Exercise details: Return each record shown beneath, word for word.

Data supplied:

**********

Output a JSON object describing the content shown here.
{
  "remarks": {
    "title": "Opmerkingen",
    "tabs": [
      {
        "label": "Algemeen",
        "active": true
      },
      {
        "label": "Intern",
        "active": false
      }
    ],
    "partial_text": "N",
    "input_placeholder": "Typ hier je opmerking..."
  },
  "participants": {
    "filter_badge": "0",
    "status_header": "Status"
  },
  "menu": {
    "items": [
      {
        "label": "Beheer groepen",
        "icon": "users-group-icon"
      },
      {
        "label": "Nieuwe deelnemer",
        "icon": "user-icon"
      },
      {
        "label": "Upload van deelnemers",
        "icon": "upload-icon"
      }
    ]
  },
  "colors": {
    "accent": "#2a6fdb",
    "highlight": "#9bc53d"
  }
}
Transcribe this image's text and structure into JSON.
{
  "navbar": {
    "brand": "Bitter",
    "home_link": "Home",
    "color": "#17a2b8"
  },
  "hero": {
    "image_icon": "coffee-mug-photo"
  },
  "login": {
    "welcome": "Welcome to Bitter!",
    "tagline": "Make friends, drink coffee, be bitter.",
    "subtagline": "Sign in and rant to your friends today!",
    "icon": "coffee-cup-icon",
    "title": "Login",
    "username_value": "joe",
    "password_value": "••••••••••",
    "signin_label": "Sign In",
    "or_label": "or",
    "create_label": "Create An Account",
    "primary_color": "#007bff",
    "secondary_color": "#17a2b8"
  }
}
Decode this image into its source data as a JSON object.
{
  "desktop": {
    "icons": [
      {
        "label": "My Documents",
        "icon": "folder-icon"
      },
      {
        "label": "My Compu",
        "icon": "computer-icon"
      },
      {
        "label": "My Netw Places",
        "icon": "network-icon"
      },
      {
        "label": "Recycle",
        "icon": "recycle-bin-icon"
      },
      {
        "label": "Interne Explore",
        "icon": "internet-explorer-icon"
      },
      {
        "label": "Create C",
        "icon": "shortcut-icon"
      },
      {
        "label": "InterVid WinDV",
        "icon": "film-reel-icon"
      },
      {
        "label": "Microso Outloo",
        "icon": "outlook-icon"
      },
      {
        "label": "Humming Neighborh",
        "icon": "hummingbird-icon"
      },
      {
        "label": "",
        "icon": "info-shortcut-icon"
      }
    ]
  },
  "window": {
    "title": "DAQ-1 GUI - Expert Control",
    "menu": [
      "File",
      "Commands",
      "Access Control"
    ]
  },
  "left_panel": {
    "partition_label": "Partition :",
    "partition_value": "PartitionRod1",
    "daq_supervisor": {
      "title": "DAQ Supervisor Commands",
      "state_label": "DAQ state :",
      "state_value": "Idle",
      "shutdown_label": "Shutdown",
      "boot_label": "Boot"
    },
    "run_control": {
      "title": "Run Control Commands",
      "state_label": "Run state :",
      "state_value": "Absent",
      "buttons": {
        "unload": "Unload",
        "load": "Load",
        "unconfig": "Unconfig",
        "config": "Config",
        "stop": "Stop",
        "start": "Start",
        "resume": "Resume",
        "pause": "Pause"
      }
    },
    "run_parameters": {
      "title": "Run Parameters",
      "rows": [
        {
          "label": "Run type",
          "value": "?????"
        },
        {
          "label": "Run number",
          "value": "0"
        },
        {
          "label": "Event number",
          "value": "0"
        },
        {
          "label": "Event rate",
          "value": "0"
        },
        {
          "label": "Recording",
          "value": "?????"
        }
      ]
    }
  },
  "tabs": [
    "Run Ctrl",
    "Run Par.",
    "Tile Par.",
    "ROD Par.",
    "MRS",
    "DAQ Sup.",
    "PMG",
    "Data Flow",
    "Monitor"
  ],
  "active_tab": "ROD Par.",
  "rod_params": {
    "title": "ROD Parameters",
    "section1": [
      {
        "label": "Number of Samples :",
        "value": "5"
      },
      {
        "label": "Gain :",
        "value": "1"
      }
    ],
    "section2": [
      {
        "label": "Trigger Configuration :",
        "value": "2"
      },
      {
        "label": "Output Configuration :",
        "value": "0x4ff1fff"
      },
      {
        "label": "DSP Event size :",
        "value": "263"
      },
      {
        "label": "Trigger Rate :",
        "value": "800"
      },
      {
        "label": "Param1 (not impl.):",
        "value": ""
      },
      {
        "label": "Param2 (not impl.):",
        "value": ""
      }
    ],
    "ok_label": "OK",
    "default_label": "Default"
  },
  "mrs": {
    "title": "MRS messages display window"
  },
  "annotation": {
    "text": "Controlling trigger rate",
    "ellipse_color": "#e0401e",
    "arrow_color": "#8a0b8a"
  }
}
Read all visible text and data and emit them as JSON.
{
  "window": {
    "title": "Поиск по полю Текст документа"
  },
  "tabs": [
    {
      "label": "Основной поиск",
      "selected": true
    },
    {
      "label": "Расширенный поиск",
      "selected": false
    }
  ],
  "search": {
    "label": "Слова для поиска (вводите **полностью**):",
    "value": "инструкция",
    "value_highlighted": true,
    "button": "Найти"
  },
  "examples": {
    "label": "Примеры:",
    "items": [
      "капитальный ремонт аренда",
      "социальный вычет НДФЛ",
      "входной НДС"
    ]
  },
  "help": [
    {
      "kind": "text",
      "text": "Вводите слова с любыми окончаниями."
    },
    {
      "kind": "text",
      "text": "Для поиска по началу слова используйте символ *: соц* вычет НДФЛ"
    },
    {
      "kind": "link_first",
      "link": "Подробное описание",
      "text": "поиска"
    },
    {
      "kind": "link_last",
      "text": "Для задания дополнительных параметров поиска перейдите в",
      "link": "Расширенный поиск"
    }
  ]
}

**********

Response to this exercise:
Output a JSON object describing the content shown here.
{
  "remarks": {
    "title": "Opmerkingen",
    "tabs": [
      {
        "label": "Algemeen",
        "active": true
      },
      {
        "label": "Intern",
        "active": false
      }
    ],
    "partial_text": "N",
    "input_placeholder": "Typ hier je opmerking..."
  },
  "participants": {
    "filter_badge": "0",
    "status_header": "Status"
  },
  "menu": {
    "items": [
      {
        "label": "Beheer groepen",
        "icon": "users-group-icon"
      },
      {
        "label": "Nieuwe deelnemer",
        "icon": "user-icon"
      },
      {
        "label": "Upload van deelnemers",
        "icon": "upload-icon"
      }
    ]
  },
  "colors": {
    "accent": "#2a6fdb",
    "highlight": "#9bc53d"
  }
}
Transcribe this image's text and structure into JSON.
{
  "navbar": {
    "brand": "Bitter",
    "home_link": "Home",
    "color": "#17a2b8"
  },
  "hero": {
    "image_icon": "coffee-mug-photo"
  },
  "login": {
    "welcome": "Welcome to Bitter!",
    "tagline": "Make friends, drink coffee, be bitter.",
    "subtagline": "Sign in and rant to your friends today!",
    "icon": "coffee-cup-icon",
    "title": "Login",
    "username_value": "joe",
    "password_value": "••••••••••",
    "signin_label": "Sign In",
    "or_label": "or",
    "create_label": "Create An Account",
    "primary_color": "#007bff",
    "secondary_color": "#17a2b8"
  }
}
Decode this image into its source data as a JSON object.
{
  "desktop": {
    "icons": [
      {
        "label": "My Documents",
        "icon": "folder-icon"
      },
      {
        "label": "My Compu",
        "icon": "computer-icon"
      },
      {
        "label": "My Netw Places",
        "icon": "network-icon"
      },
      {
        "label": "Recycle",
        "icon": "recycle-bin-icon"
      },
      {
        "label": "Interne Explore",
        "icon": "internet-explorer-icon"
      },
      {
        "label": "Create C",
        "icon": "shortcut-icon"
      },
      {
        "label": "InterVid WinDV",
        "icon": "film-reel-icon"
      },
      {
        "label": "Microso Outloo",
        "icon": "outlook-icon"
      },
      {
        "label": "Humming Neighborh",
        "icon": "hummingbird-icon"
      },
      {
        "label": "",
        "icon": "info-shortcut-icon"
      }
    ]
  },
  "window": {
    "title": "DAQ-1 GUI - Expert Control",
    "menu": [
      "File",
      "Commands",
      "Access Control"
    ]
  },
  "left_panel": {
    "partition_label": "Partition :",
    "partition_value": "PartitionRod1",
    "daq_supervisor": {
      "title": "DAQ Supervisor Commands",
      "state_label": "DAQ state :",
      "state_value": "Idle",
      "shutdown_label": "Shutdown",
      "boot_label": "Boot"
    },
    "run_control": {
      "title": "Run Control Commands",
      "state_label": "Run state :",
      "state_value": "Absent",
      "buttons": {
        "unload": "Unload",
        "load": "Load",
        "unconfig": "Unconfig",
        "config": "Config",
        "stop": "Stop",
        "start": "Start",
        "resume": "Resume",
        "pause": "Pause"
      }
    },
    "run_parameters": {
      "title": "Run Parameters",
      "rows": [
        {
          "label": "Run type",
          "value": "?????"
        },
        {
          "label": "Run number",
          "value": "0"
        },
        {
          "label": "Event number",
          "value": "0"
        },
        {
          "label": "Event rate",
          "value": "0"
        },
        {
          "label": "Recording",
          "value": "?????"
        }
      ]
    }
  },
  "tabs": [
    "Run Ctrl",
    "Run Par.",
    "Tile Par.",
    "ROD Par.",
    "MRS",
    "DAQ Sup.",
    "PMG",
    "Data Flow",
    "Monitor"
  ],
  "active_tab": "ROD Par.",
  "rod_params": {
    "title": "ROD Parameters",
    "section1": [
      {
        "label": "Number of Samples :",
        "value": "5"
      },
      {
        "label": "Gain :",
        "value": "1"
      }
    ],
    "section2": [
      {
        "label": "Trigger Configuration :",
        "value": "2"
      },
      {
        "label": "Output Configuration :",
        "value": "0x4ff1fff"
      },
      {
        "label": "DSP Event size :",
        "value": "263"
      },
      {
        "label": "Trigger Rate :",
        "value": "800"
      },
      {
        "label": "Param1 (not impl.):",
        "value": ""
      },
      {
        "label": "Param2 (not impl.):",
        "value": ""
      }
    ],
    "ok_label": "OK",
    "default_label": "Default"
  },
  "mrs": {
    "title": "MRS messages display window"
  },
  "annotation": {
    "text": "Controlling trigger rate",
    "ellipse_color": "#e0401e",
    "arrow_color": "#8a0b8a"
  }
}
Read all visible text and data and emit them as JSON.
{
  "window": {
    "title": "Поиск по полю Текст документа"
  },
  "tabs": [
    {
      "label": "Основной поиск",
      "selected": true
    },
    {
      "label": "Расширенный поиск",
      "selected": false
    }
  ],
  "search": {
    "label": "Слова для поиска (вводите **полностью**):",
    "value": "инструкция",
    "value_highlighted": true,
    "button": "Найти"
  },
  "examples": {
    "label": "Примеры:",
    "items": [
      "капитальный ремонт аренда",
      "социальный вычет НДФЛ",
      "входной НДС"
    ]
  },
  "help": [
    {
      "kind": "text",
      "text": "Вводите слова с любыми окончаниями."
    },
    {
      "kind": "text",
      "text": "Для поиска по началу слова используйте символ *: соц* вычет НДФЛ"
    },
    {
      "kind": "link_first",
      "link": "Подробное описание",
      "text": "поиска"
    },
    {
      "kind": "link_last",
      "text": "Для задания дополнительных параметров поиска перейдите в",
      "link": "Расширенный поиск"
    }
  ]
}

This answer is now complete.